Perhaps the most important victory for all car enthusiasts and anyone that has had to suffer from fixed or mobile speed cameras has come today, from no other than Victoria Police.
A recent survey by the Herald Sun has found that more than 70 per cent of Victorian police believe speed and red light cameras are more about revenue-raising than preserving road safety. A point we have tried so very hard to get across.
Out of the 3459 police officers questioned, only 6 per cent (207) strongly agreed speed cameras really do help save lives. Most interestingly though, the main duty of police officers – to serve and protect – is not shared by 42 per cent of the force, who strongly believe making money for the Government is their main role!
Nonetheless, Insp Richard Watkins, of Victoria Police’s major collision investigation unit, still claimed that traffic police strongly supported speed cameras.
“If the cameras are doing their job, then we spend less time at serious collisions and fatalities, members might want to come and spend a day with us to see the impact of speed.” he said.
In Victoria alone, an average of more than 50,000 mobile speed camera fines are issued each month and that figure excludes tickets issued by fixed cameras.
Victoria Police were quick to point out that regardless of what the Police force believe, excessive speed is still the most common cause of road accidents.
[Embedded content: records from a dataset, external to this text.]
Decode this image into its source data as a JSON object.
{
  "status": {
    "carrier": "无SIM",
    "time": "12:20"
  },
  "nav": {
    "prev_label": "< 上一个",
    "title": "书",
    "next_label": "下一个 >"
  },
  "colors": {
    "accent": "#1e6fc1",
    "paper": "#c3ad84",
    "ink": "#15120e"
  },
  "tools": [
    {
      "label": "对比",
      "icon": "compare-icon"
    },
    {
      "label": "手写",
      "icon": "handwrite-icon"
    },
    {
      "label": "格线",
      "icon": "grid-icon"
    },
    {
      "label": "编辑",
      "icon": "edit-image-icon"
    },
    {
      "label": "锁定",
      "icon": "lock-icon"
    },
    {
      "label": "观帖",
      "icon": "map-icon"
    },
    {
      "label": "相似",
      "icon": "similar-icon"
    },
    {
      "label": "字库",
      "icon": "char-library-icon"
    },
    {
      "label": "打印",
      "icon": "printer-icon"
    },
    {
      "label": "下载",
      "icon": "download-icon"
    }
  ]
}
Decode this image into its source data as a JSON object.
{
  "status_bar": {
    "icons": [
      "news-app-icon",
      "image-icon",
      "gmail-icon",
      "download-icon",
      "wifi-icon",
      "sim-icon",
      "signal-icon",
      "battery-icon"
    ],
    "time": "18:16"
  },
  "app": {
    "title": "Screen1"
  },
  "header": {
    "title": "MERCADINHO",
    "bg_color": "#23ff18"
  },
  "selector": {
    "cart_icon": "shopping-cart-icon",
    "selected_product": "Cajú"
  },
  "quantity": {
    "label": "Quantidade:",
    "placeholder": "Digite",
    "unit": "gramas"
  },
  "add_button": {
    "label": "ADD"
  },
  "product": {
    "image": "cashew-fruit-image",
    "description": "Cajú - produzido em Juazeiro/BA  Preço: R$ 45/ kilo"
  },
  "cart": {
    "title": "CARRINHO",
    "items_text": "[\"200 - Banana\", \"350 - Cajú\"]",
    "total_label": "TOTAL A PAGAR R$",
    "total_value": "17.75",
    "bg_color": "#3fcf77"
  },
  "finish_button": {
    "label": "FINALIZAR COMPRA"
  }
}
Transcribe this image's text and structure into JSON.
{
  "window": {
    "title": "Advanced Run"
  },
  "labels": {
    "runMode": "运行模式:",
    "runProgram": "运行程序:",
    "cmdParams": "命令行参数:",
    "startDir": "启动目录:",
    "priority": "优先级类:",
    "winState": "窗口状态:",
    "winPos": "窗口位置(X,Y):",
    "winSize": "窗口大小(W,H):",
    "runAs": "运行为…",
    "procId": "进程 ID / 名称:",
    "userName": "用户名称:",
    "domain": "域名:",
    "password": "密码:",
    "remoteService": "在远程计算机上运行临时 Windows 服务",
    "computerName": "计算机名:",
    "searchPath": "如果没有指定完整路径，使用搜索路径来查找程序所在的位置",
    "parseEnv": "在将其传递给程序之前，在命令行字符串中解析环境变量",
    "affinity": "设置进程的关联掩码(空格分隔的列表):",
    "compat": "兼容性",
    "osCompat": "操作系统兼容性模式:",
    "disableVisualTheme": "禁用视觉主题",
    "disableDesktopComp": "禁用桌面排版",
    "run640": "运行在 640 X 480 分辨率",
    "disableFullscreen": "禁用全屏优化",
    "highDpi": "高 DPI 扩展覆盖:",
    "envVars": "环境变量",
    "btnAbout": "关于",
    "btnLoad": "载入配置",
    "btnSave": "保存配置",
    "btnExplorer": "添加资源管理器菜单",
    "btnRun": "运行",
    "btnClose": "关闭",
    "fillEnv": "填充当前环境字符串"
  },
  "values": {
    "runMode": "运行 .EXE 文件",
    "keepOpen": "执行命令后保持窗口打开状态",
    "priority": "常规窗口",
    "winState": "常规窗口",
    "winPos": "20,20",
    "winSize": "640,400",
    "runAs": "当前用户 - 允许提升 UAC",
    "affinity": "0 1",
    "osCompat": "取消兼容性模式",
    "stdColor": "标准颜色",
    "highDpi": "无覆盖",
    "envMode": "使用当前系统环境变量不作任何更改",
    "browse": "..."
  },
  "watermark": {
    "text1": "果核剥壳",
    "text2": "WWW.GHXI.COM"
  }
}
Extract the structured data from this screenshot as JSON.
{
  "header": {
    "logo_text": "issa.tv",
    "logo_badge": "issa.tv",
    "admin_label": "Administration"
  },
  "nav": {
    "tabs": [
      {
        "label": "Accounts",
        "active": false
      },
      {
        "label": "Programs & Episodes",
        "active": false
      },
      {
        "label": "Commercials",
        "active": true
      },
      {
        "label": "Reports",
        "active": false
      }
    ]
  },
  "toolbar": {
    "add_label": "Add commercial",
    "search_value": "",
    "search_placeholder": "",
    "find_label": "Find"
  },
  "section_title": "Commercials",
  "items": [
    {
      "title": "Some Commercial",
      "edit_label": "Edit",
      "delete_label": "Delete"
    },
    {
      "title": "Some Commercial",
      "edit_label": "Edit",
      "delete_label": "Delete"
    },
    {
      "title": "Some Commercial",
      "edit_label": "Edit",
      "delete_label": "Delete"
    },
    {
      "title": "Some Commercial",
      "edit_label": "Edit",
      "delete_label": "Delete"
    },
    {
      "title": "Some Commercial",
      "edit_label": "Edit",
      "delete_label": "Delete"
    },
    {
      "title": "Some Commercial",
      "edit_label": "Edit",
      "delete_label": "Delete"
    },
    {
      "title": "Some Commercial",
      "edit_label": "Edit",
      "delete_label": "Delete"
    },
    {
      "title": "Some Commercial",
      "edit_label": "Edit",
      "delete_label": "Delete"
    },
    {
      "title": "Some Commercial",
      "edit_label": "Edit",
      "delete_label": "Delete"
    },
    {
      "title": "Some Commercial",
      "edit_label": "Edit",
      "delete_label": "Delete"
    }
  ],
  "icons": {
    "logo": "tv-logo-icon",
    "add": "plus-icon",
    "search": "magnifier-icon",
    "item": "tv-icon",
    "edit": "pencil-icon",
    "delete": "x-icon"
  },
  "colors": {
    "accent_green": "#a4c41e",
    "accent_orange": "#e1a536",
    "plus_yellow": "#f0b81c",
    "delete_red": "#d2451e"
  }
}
A spokeswoman for the force noted that there has been a 50 per cent drop in the road toll since the inception of cameras in 1989.
Unfortunately, nor her or the Victorian police force has considered the enormous advancements in vehicle safety since 1989. The inclusion of airbags in nearly all new cars, ESP, ABS, Side airbags, the list goes on, but, according to Victoria Police, the 50% reduction is primarily due to speed cameras…
“The traffic camera program is ultimately designed to reduce the number of vehicle collisions and therefore the incidence of road trauma and death,” she said.
Now that the police officers agree with the majority of us, how can we move forward from here?